Review of eighteen studies evaluating the impacts of carsharing companies with a catchment area located in North America revealed the following benefits:
- Reduced vehicle ownership due to either sales or deferred purchases. Between 2.5 and 33 percent of carsharing service users sold their personal vehicles, and between 25 and 71 percent of members avoided an auto purchase because of carsharing.
- The average reduction in the carsharing member’s vehicle miles traveled was within 7.9 to 79.8 percent range.
- Savings to carsharing members were within an estimated range of $154 to $435 annually for U.S. members and $392 to $492 CAD for Canadian members.
- Between 12 to 54 percent of the carsharing members indicated that they walk more.
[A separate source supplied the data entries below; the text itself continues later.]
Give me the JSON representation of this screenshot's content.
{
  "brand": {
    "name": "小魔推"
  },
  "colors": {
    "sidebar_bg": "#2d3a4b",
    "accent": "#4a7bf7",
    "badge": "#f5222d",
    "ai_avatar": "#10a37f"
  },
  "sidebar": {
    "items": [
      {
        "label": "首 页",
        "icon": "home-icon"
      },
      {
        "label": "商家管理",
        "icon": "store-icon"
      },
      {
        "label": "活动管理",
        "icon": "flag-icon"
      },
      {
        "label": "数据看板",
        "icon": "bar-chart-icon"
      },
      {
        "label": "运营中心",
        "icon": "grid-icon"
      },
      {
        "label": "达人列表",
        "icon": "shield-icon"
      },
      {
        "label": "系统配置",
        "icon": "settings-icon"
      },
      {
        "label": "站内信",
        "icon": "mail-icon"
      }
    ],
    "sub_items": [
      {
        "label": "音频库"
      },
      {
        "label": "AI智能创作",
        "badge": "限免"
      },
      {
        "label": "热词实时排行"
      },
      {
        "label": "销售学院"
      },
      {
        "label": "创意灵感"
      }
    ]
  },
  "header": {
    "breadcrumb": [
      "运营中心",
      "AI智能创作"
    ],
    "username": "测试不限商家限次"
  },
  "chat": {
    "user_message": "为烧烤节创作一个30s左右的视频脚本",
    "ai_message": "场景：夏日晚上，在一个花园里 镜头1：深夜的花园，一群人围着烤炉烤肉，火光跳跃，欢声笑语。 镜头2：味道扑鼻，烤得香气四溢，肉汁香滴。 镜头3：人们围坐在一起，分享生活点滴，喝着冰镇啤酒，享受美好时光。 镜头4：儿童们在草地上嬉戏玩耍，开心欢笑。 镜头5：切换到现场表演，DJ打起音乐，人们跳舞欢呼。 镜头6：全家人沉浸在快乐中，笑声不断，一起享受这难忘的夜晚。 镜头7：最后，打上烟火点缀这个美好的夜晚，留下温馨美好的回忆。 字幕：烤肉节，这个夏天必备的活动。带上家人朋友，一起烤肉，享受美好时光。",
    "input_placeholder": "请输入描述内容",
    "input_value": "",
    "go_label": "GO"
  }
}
Review of fourteen studies evaluating the impacts of bikesharing companies located in U.S, Canada, Europe, and China revealed the following benefits:
- Annual CO2 emission reductions were in a range of 36.56 metric tons (reported by a Colorado bikesharing company) to 69,715 metric tons (reported by a bikesharing company in China).
- Evaluations indicate a modal shift away from driving (drive less frequently due to bikesharing). The reduction was in a range of 19 percent to 52.4 percent.
- Reduction in vehicle ownership was in a range of 1.9 percent to 3.6 percent.
A recent study of ridesourcing in the San Francisco Bay area found that:
- Ridesourcing wait times tended to be substantially shorter than taxi hail and dispatch wait times. 39 percent and 6 percent of survey respondents in the Bay Area stated they would have taken a taxi or drive alone in a personal car, respectively, if TNC service options were unavailable